Habayit Hayehudi MKs declined to officially comment on the matter, but anonymously, party officials on Tuesday expressed anger at Lapid over his recent conduct during coalition talks and questioned why “he is dragging his feet.”
“All fundamental matters have been finalized,” the officials said. “[Lapid’s] current preoccupation with ministerial portfolios and [government] roles is unacceptable to us.”
Coalition talks are stuck over the education portfolio, which both Likud and Yesh Atid desperately want, for their own electoral and ideological reasons.
According to Israel Radio, there has been a significant bridging of gaps between Bennett and Netanyahu in the past few days. Habayit Hayehudi believes that Lapid has gone “one bridge too far,” and should be happy with the achievements he has already received.

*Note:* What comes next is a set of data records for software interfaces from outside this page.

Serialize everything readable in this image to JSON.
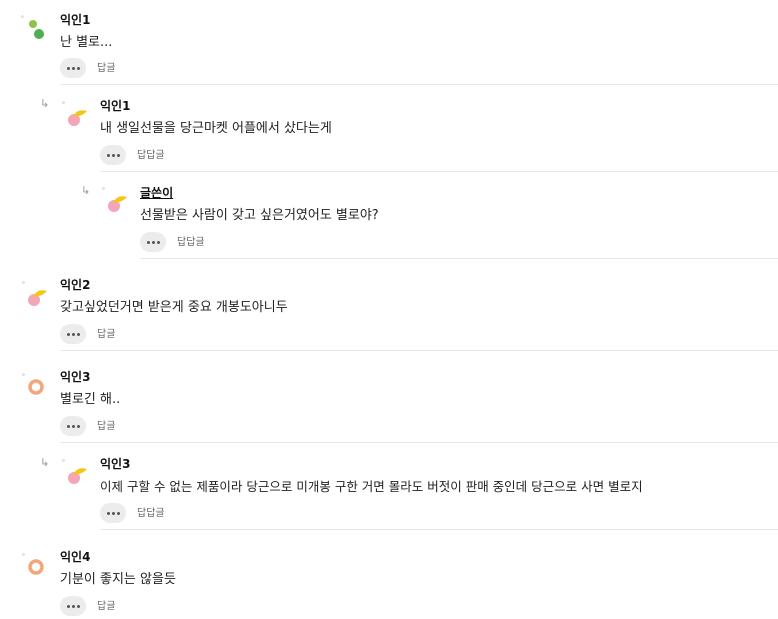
{
  "more_icon": "more-horizontal-icon",
  "reply_arrow_icon": "reply-arrow-icon",
  "tiny_mark": "ᵒ",
  "comments": [
    {
      "author": "익인1",
      "text": "난 별로...",
      "reply_label": "답글",
      "avatar": "green-dots"
    },
    {
      "author": "익인1",
      "text": "내 생일선물을 당근마켓 어플에서 샀다는게",
      "reply_label": "답답글",
      "avatar": "yellow-pink"
    },
    {
      "author": "글쓴이",
      "text": "선물받은 사람이 갖고 싶은거였어도 별로야?",
      "reply_label": "답답글",
      "avatar": "yellow-pink"
    },
    {
      "author": "익인2",
      "text": "갖고싶었던거면 받은게 중요 개봉도아니두",
      "reply_label": "답글",
      "avatar": "yellow-pink"
    },
    {
      "author": "익인3",
      "text": "별로긴 해..",
      "reply_label": "답글",
      "avatar": "orange-ring"
    },
    {
      "author": "익인3",
      "text": "이제 구할 수 없는 제품이라 당근으로 미개봉 구한 거면 몰라도 버젓이 판매 중인데 당근으로 사면 별로지",
      "reply_label": "답답글",
      "avatar": "yellow-pink"
    },
    {
      "author": "익인4",
      "text": "기분이 좋지는 않을듯",
      "reply_label": "답글",
      "avatar": "orange-ring"
    }
  ],
  "colors": {
    "green_light": "#8bc34a",
    "green_dark": "#4caf50",
    "yellow": "#f5c518",
    "pink": "#f4a6b8",
    "orange": "#f4a57a"
  }
}
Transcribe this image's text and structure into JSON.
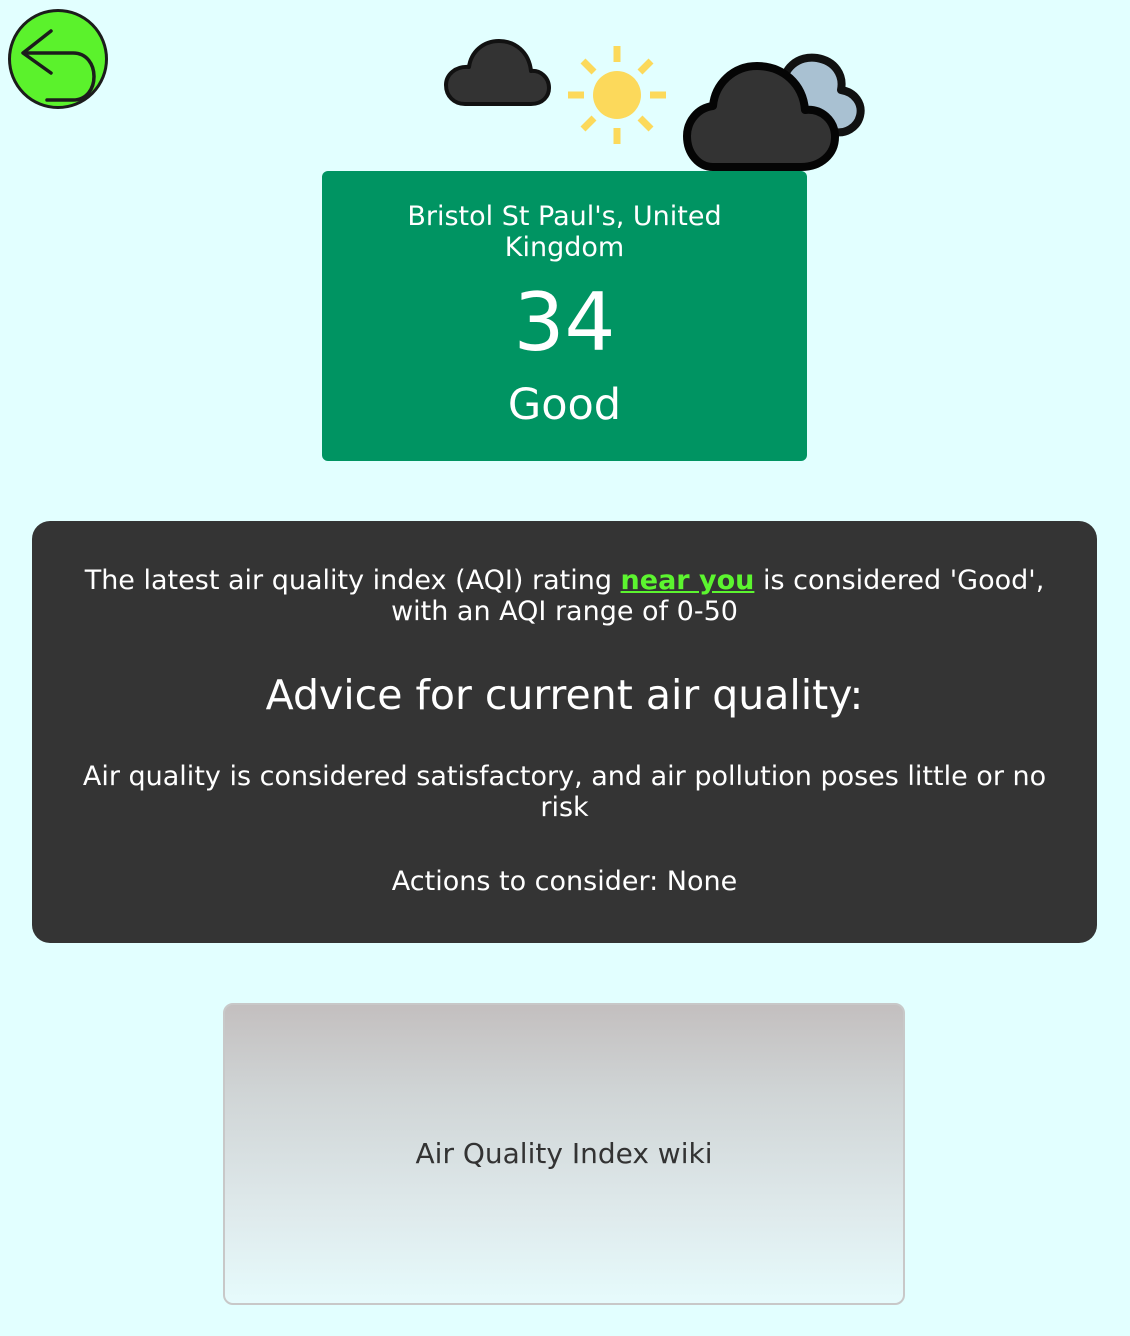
{
  "nav": {
    "back_icon": "back-arrow-icon",
    "back_color": "#5bf22c"
  },
  "weather_icons": [
    "cloud-icon",
    "sun-icon",
    "cloud-with-moon-icon"
  ],
  "aqi_card": {
    "location": "Bristol St Paul's, United Kingdom",
    "value": "34",
    "rating": "Good",
    "color": "#009462"
  },
  "advice": {
    "summary_before": "The latest air quality index (AQI) rating ",
    "near_you_link": "near you",
    "summary_after": " is considered 'Good', with an AQI range of 0-50",
    "heading": "Advice for current air quality:",
    "text": "Air quality is considered satisfactory, and air pollution poses little or no risk",
    "actions": "Actions to consider: None",
    "link_color": "#5cf52f"
  },
  "wiki_button": {
    "label": "Air Quality Index wiki"
  }
}
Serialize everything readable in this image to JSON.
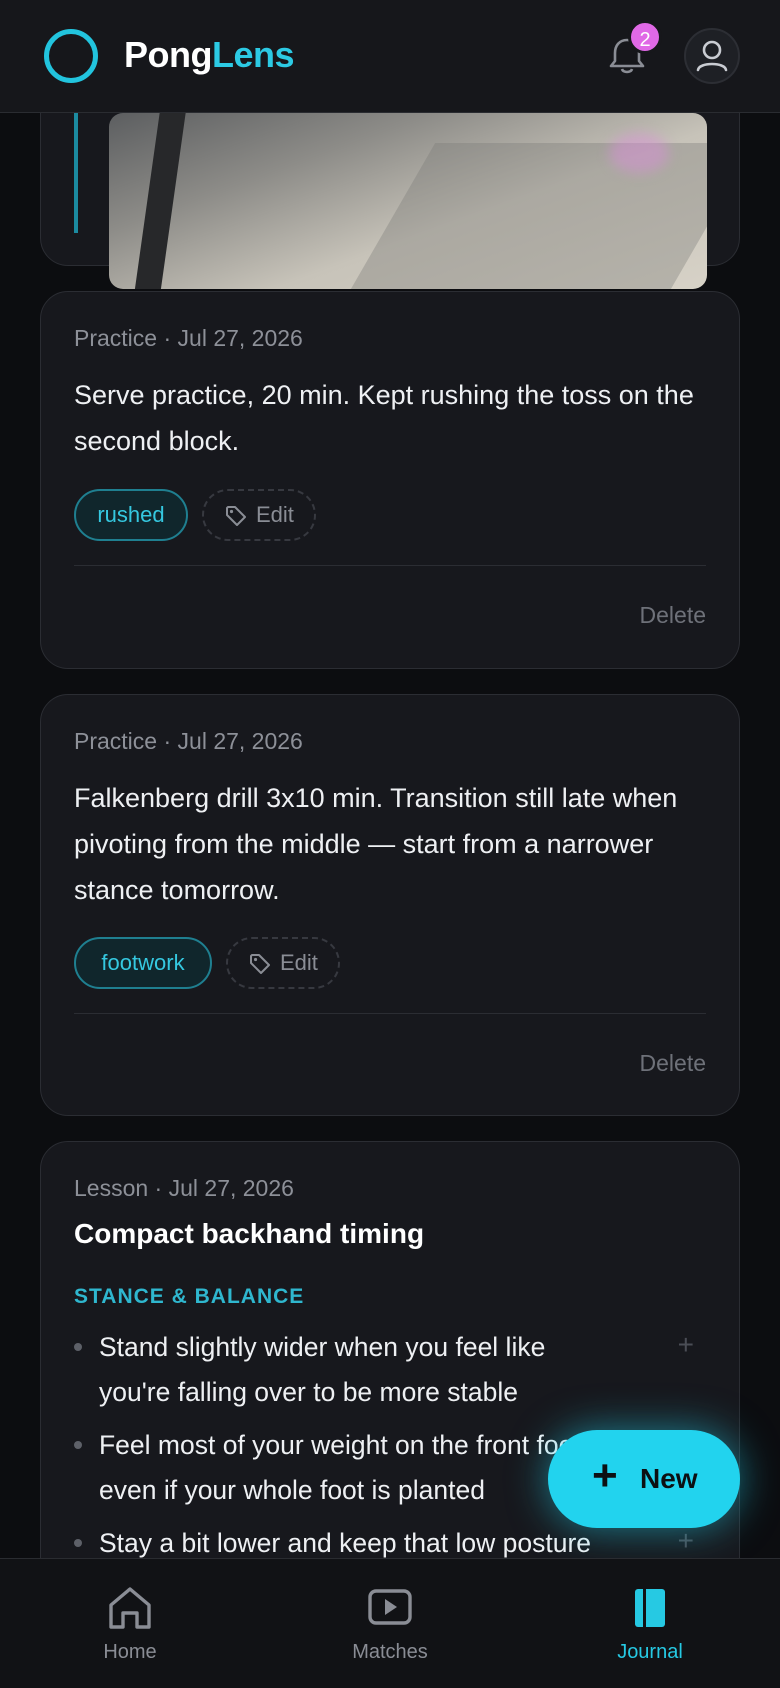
{
  "header": {
    "brand_part1": "Pong",
    "brand_part2": "Lens",
    "notification_count": "2",
    "accent_color": "#22d3ee"
  },
  "entries": [
    {
      "meta": "Practice · Jul 27, 2026",
      "text": "Serve practice, 20 min. Kept rushing the toss on the second block.",
      "tag": "rushed",
      "edit_label": "Edit",
      "delete_label": "Delete"
    },
    {
      "meta": "Practice · Jul 27, 2026",
      "text": "Falkenberg drill 3x10 min. Transition still late when pivoting from the middle — start from a narrower stance tomorrow.",
      "tag": "footwork",
      "edit_label": "Edit",
      "delete_label": "Delete"
    }
  ],
  "lesson": {
    "meta": "Lesson · Jul 27, 2026",
    "title": "Compact backhand timing",
    "section": "STANCE & BALANCE",
    "items": [
      "Stand slightly wider when you feel like you're falling over to be more stable",
      "Feel most of your weight on the front foot even if your whole foot is planted",
      "Stay a bit lower and keep that low posture"
    ]
  },
  "fab": {
    "label": "New"
  },
  "nav": {
    "items": [
      {
        "label": "Home",
        "icon": "home-icon"
      },
      {
        "label": "Matches",
        "icon": "play-icon"
      },
      {
        "label": "Journal",
        "icon": "journal-icon"
      }
    ],
    "active": "Journal"
  }
}
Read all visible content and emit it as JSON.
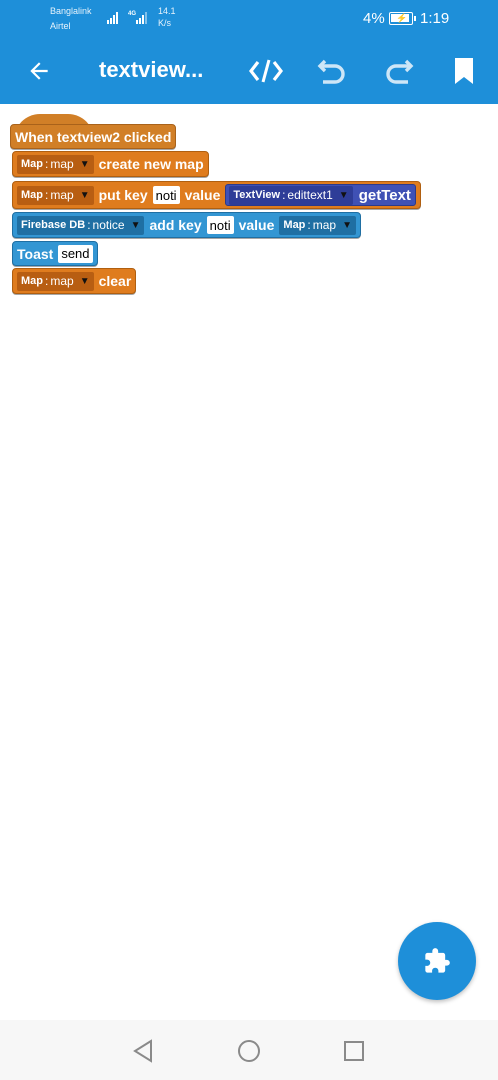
{
  "status_bar": {
    "carrier_1": "Banglalink",
    "carrier_2": "Airtel",
    "network_type": "4G",
    "speed_value": "14.1",
    "speed_unit": "K/s",
    "battery_percent": "4%",
    "time": "1:19"
  },
  "app_bar": {
    "title": "textview...",
    "back_icon": "arrow-left-icon",
    "code_icon": "code-icon",
    "undo_icon": "undo-icon",
    "redo_icon": "redo-icon",
    "bookmark_icon": "bookmark-icon",
    "color": "#1e8fd9"
  },
  "blocks": {
    "event": {
      "label": "When textview2 clicked",
      "color": "#d17f27"
    },
    "create_map": {
      "type": "Map",
      "var": "map",
      "label": "create new map",
      "color": "#df7c1e"
    },
    "put_key": {
      "type": "Map",
      "var": "map",
      "label_put": "put key",
      "key": "noti",
      "label_value": "value",
      "tv_type": "TextView",
      "tv_var": "edittext1",
      "tv_method": "getText"
    },
    "add_key": {
      "type": "Firebase DB",
      "var": "notice",
      "label_add": "add key",
      "key": "noti",
      "label_value": "value",
      "map_type": "Map",
      "map_var": "map",
      "color": "#3396d3"
    },
    "toast": {
      "label": "Toast",
      "text": "send"
    },
    "clear_map": {
      "type": "Map",
      "var": "map",
      "label": "clear"
    }
  },
  "fab": {
    "icon": "puzzle-piece-icon"
  },
  "nav_bar": {
    "back": "nav-back-icon",
    "home": "nav-home-icon",
    "recents": "nav-recents-icon"
  }
}
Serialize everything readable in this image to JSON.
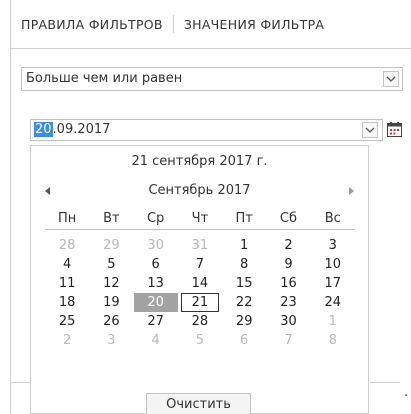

MK Ayelet Shaked, number 5 on the Habayit Hayehudi list, told public radio on Wednesday that Lapid should treat Netanyahu “with more respect,” and remember that he, Netanyahu, is the prime minister, and not Lapid.
The question now is whether Netanyahu is bluffing or not, and whether Lapid calls the bluff.
Netanyahu has made no secret that he would prefer a coalition with Bennett, the charedi parties, and Hatnuah, and not with Lapid.
With coalition talks deadlocked and the Motzoei Shabbos deadline to establish a government approaching, the political situation is in flux. Although it appears the charedi parties will be left out of the coalition, Prime Minister Benjamin Netanyahu met with Eli Yishai, one of Shas’ top political leaders, in Tel Aviv on Tuesday. Shas sources said that this was the third meeting between Netanyahu and Yishai over the past two days. No information was provided on what they discussed.
Political sources said that Netanyahu’s meetings with Yishai could be meant to pressure Yesh Atid leader Yair Lapid into finalizing a coalition deal with Likud-Beytenu.
Likud-Beytenu officials said that if Yesh Atid were left out of the coalition, Bennett would receive the finance portfolio rather than Lapid.
On Tuesday, negotiators from Likud-Beytenu, Yesh Atid and Habayit Hayehudi tried to hammer out agreements on the issues that remain on the table. These issues include the fates of the education and finance portfolios, as well as the chairmanship of the Knesset Finance Committee. Lapid is also demanding that one of the two ministerial portfolios given to Tzipi Livni’s Hatnuah party be taken away.
Lapid wants the No. 2 in his party, Rabbi Shai Piron, to get the education portfolio while Netanyahu is insisting that current Education Minister Gideon Sa’ar retain his job. Despite many hours of talks on the issue, no agreement has been reached. Likud-Beytenu negotiators offered a rotation deal, under which Sa’ar would serve as education minister for two years during which Piron would serve as interior minister. Sa’ar and Piron would then switch roles for the final two years of the government’s term. Yesh Atid negotiators rejected this offer.
On another point of contention, Likud-Beytenu, Yesh Atid and Habayit Hayehudi are all demanding the chairmanship of the prestigious Knesset Finance Committee.
Given the agreement reached earlier this week that there will be only 20 ministers, the arithmetic shows that Hatnuah should relinquish one of the two ministerial portfolios it received in its coalition deal with Likud-Beytenu. Yesh Atid said that if Likud-Beytenu wants to honor its deal with Livni’s party, it should give up one of its own portfolios. Likud-Beytenu strongly rejected this idea, saying “we don’t have any extra [government] roles to hand out.”
Source: ISRAEL HAYOM